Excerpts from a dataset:
┌──
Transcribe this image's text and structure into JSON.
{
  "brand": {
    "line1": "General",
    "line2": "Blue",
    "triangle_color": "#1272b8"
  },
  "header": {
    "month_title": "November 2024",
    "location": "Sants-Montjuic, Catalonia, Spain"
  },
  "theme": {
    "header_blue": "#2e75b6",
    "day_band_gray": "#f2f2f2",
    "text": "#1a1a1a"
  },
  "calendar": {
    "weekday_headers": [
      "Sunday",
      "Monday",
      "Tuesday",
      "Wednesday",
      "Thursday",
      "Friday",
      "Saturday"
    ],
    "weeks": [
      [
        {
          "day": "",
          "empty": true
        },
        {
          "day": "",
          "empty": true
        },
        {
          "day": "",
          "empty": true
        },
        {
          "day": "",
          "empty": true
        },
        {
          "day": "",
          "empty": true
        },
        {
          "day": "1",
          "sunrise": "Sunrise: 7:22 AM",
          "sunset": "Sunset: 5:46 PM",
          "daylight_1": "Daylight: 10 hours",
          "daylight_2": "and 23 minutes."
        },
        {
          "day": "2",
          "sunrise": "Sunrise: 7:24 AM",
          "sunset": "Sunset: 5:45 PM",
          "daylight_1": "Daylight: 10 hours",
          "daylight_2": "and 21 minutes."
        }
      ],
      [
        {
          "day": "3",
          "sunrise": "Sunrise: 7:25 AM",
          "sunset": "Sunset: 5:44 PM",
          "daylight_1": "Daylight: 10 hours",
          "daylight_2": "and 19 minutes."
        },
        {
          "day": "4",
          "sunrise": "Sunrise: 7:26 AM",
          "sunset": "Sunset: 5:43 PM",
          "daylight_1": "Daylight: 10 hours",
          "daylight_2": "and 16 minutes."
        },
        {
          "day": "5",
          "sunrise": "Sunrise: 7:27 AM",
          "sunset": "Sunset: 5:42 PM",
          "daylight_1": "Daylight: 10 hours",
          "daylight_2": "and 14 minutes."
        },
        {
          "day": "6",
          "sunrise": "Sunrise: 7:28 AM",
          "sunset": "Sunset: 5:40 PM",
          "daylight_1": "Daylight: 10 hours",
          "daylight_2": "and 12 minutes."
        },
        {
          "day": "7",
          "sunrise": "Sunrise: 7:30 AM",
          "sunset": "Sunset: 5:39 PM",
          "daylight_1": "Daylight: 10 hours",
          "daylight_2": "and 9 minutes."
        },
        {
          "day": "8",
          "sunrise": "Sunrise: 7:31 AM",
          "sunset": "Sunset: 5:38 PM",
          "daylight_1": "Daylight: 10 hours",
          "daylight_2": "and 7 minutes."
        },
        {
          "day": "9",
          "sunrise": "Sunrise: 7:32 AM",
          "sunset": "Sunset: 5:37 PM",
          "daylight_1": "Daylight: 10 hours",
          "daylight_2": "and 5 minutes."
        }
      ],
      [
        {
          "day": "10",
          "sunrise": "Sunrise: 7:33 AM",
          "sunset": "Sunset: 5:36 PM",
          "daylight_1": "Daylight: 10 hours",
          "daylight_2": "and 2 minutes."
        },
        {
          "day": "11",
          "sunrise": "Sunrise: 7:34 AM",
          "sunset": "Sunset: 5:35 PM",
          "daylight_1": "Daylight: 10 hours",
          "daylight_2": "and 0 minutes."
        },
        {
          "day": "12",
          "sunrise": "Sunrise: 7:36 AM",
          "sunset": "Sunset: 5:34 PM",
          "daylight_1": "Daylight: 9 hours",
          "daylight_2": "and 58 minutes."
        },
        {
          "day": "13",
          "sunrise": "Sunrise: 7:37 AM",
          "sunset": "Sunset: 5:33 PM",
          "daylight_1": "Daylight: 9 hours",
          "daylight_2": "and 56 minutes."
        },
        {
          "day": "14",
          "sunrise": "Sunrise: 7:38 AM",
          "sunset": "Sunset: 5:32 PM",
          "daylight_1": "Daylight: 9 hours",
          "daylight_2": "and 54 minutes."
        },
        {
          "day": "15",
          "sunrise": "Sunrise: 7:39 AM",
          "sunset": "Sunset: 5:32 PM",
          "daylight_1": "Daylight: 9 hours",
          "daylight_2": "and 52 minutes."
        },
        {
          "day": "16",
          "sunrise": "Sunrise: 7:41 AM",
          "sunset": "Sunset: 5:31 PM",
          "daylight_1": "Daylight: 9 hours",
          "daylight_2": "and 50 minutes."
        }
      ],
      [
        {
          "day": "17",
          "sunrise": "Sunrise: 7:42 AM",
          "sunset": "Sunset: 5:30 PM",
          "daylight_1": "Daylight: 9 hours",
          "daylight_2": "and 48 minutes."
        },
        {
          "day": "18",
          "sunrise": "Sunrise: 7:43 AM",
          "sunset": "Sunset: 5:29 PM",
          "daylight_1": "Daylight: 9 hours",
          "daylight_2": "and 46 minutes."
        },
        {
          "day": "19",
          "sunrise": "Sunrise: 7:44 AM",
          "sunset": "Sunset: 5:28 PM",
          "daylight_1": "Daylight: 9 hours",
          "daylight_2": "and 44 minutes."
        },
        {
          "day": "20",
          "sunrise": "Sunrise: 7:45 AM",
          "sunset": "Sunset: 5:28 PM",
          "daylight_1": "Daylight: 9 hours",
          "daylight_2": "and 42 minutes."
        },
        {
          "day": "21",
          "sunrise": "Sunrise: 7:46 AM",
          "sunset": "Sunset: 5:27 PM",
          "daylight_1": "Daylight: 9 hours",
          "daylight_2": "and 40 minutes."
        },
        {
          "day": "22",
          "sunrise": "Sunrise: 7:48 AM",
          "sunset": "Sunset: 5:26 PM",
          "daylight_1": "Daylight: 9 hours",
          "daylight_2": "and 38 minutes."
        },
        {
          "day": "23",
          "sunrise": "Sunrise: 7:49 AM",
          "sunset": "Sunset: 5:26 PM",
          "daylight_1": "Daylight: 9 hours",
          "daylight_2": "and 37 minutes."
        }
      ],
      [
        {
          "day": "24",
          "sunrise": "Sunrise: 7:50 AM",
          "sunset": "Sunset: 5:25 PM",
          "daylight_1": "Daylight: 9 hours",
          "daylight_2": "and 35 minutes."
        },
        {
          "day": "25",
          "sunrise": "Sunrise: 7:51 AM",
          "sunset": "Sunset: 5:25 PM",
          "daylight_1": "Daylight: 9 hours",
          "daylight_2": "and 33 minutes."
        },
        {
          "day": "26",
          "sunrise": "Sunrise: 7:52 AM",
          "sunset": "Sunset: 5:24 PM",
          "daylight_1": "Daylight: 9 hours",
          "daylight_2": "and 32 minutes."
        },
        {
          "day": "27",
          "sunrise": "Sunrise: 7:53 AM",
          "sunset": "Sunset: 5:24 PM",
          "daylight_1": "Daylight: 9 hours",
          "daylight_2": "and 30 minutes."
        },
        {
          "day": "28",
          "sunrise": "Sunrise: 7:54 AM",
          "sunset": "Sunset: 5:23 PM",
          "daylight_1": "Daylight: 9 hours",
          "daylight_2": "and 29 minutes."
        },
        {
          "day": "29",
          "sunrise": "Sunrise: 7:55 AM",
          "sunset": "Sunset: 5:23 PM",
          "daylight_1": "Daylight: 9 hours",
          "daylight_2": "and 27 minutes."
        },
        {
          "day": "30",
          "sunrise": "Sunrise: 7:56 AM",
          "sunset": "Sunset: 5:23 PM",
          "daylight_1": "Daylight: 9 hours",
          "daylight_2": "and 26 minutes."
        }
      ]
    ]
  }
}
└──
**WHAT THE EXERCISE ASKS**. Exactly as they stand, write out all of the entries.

**SOLUTION FOR THIS PROBLEM**.
Transcribe this image's text and structure into JSON.
{
  "brand": {
    "line1": "General",
    "line2": "Blue",
    "triangle_color": "#1272b8"
  },
  "header": {
    "month_title": "November 2024",
    "location": "Sants-Montjuic, Catalonia, Spain"
  },
  "theme": {
    "header_blue": "#2e75b6",
    "day_band_gray": "#f2f2f2",
    "text": "#1a1a1a"
  },
  "calendar": {
    "weekday_headers": [
      "Sunday",
      "Monday",
      "Tuesday",
      "Wednesday",
      "Thursday",
      "Friday",
      "Saturday"
    ],
    "weeks": [
      [
        {
          "day": "",
          "empty": true
        },
        {
          "day": "",
          "empty": true
        },
        {
          "day": "",
          "empty": true
        },
        {
          "day": "",
          "empty": true
        },
        {
          "day": "",
          "empty": true
        },
        {
          "day": "1",
          "sunrise": "Sunrise: 7:22 AM",
          "sunset": "Sunset: 5:46 PM",
          "daylight_1": "Daylight: 10 hours",
          "daylight_2": "and 23 minutes."
        },
        {
          "day": "2",
          "sunrise": "Sunrise: 7:24 AM",
          "sunset": "Sunset: 5:45 PM",
          "daylight_1": "Daylight: 10 hours",
          "daylight_2": "and 21 minutes."
        }
      ],
      [
        {
          "day": "3",
          "sunrise": "Sunrise: 7:25 AM",
          "sunset": "Sunset: 5:44 PM",
          "daylight_1": "Daylight: 10 hours",
          "daylight_2": "and 19 minutes."
        },
        {
          "day": "4",
          "sunrise": "Sunrise: 7:26 AM",
          "sunset": "Sunset: 5:43 PM",
          "daylight_1": "Daylight: 10 hours",
          "daylight_2": "and 16 minutes."
        },
        {
          "day": "5",
          "sunrise": "Sunrise: 7:27 AM",
          "sunset": "Sunset: 5:42 PM",
          "daylight_1": "Daylight: 10 hours",
          "daylight_2": "and 14 minutes."
        },
        {
          "day": "6",
          "sunrise": "Sunrise: 7:28 AM",
          "sunset": "Sunset: 5:40 PM",
          "daylight_1": "Daylight: 10 hours",
          "daylight_2": "and 12 minutes."
        },
        {
          "day": "7",
          "sunrise": "Sunrise: 7:30 AM",
          "sunset": "Sunset: 5:39 PM",
          "daylight_1": "Daylight: 10 hours",
          "daylight_2": "and 9 minutes."
        },
        {
          "day": "8",
          "sunrise": "Sunrise: 7:31 AM",
          "sunset": "Sunset: 5:38 PM",
          "daylight_1": "Daylight: 10 hours",
          "daylight_2": "and 7 minutes."
        },
        {
          "day": "9",
          "sunrise": "Sunrise: 7:32 AM",
          "sunset": "Sunset: 5:37 PM",
          "daylight_1": "Daylight: 10 hours",
          "daylight_2": "and 5 minutes."
        }
      ],
      [
        {
          "day": "10",
          "sunrise": "Sunrise: 7:33 AM",
          "sunset": "Sunset: 5:36 PM",
          "daylight_1": "Daylight: 10 hours",
          "daylight_2": "and 2 minutes."
        },
        {
          "day": "11",
          "sunrise": "Sunrise: 7:34 AM",
          "sunset": "Sunset: 5:35 PM",
          "daylight_1": "Daylight: 10 hours",
          "daylight_2": "and 0 minutes."
        },
        {
          "day": "12",
          "sunrise": "Sunrise: 7:36 AM",
          "sunset": "Sunset: 5:34 PM",
          "daylight_1": "Daylight: 9 hours",
          "daylight_2": "and 58 minutes."
        },
        {
          "day": "13",
          "sunrise": "Sunrise: 7:37 AM",
          "sunset": "Sunset: 5:33 PM",
          "daylight_1": "Daylight: 9 hours",
          "daylight_2": "and 56 minutes."
        },
        {
          "day": "14",
          "sunrise": "Sunrise: 7:38 AM",
          "sunset": "Sunset: 5:32 PM",
          "daylight_1": "Daylight: 9 hours",
          "daylight_2": "and 54 minutes."
        },
        {
          "day": "15",
          "sunrise": "Sunrise: 7:39 AM",
          "sunset": "Sunset: 5:32 PM",
          "daylight_1": "Daylight: 9 hours",
          "daylight_2": "and 52 minutes."
        },
        {
          "day": "16",
          "sunrise": "Sunrise: 7:41 AM",
          "sunset": "Sunset: 5:31 PM",
          "daylight_1": "Daylight: 9 hours",
          "daylight_2": "and 50 minutes."
        }
      ],
      [
        {
          "day": "17",
          "sunrise": "Sunrise: 7:42 AM",
          "sunset": "Sunset: 5:30 PM",
          "daylight_1": "Daylight: 9 hours",
          "daylight_2": "and 48 minutes."
        },
        {
          "day": "18",
          "sunrise": "Sunrise: 7:43 AM",
          "sunset": "Sunset: 5:29 PM",
          "daylight_1": "Daylight: 9 hours",
          "daylight_2": "and 46 minutes."
        },
        {
          "day": "19",
          "sunrise": "Sunrise: 7:44 AM",
          "sunset": "Sunset: 5:28 PM",
          "daylight_1": "Daylight: 9 hours",
          "daylight_2": "and 44 minutes."
        },
        {
          "day": "20",
          "sunrise": "Sunrise: 7:45 AM",
          "sunset": "Sunset: 5:28 PM",
          "daylight_1": "Daylight: 9 hours",
          "daylight_2": "and 42 minutes."
        },
        {
          "day": "21",
          "sunrise": "Sunrise: 7:46 AM",
          "sunset": "Sunset: 5:27 PM",
          "daylight_1": "Daylight: 9 hours",
          "daylight_2": "and 40 minutes."
        },
        {
          "day": "22",
          "sunrise": "Sunrise: 7:48 AM",
          "sunset": "Sunset: 5:26 PM",
          "daylight_1": "Daylight: 9 hours",
          "daylight_2": "and 38 minutes."
        },
        {
          "day": "23",
          "sunrise": "Sunrise: 7:49 AM",
          "sunset": "Sunset: 5:26 PM",
          "daylight_1": "Daylight: 9 hours",
          "daylight_2": "and 37 minutes."
        }
      ],
      [
        {
          "day": "24",
          "sunrise": "Sunrise: 7:50 AM",
          "sunset": "Sunset: 5:25 PM",
          "daylight_1": "Daylight: 9 hours",
          "daylight_2": "and 35 minutes."
        },
        {
          "day": "25",
          "sunrise": "Sunrise: 7:51 AM",
          "sunset": "Sunset: 5:25 PM",
          "daylight_1": "Daylight: 9 hours",
          "daylight_2": "and 33 minutes."
        },
        {
          "day": "26",
          "sunrise": "Sunrise: 7:52 AM",
          "sunset": "Sunset: 5:24 PM",
          "daylight_1": "Daylight: 9 hours",
          "daylight_2": "and 32 minutes."
        },
        {
          "day": "27",
          "sunrise": "Sunrise: 7:53 AM",
          "sunset": "Sunset: 5:24 PM",
          "daylight_1": "Daylight: 9 hours",
          "daylight_2": "and 30 minutes."
        },
        {
          "day": "28",
          "sunrise": "Sunrise: 7:54 AM",
          "sunset": "Sunset: 5:23 PM",
          "daylight_1": "Daylight: 9 hours",
          "daylight_2": "and 29 minutes."
        },
        {
          "day": "29",
          "sunrise": "Sunrise: 7:55 AM",
          "sunset": "Sunset: 5:23 PM",
          "daylight_1": "Daylight: 9 hours",
          "daylight_2": "and 27 minutes."
        },
        {
          "day": "30",
          "sunrise": "Sunrise: 7:56 AM",
          "sunset": "Sunset: 5:23 PM",
          "daylight_1": "Daylight: 9 hours",
          "daylight_2": "and 26 minutes."
        }
      ]
    ]
  }
}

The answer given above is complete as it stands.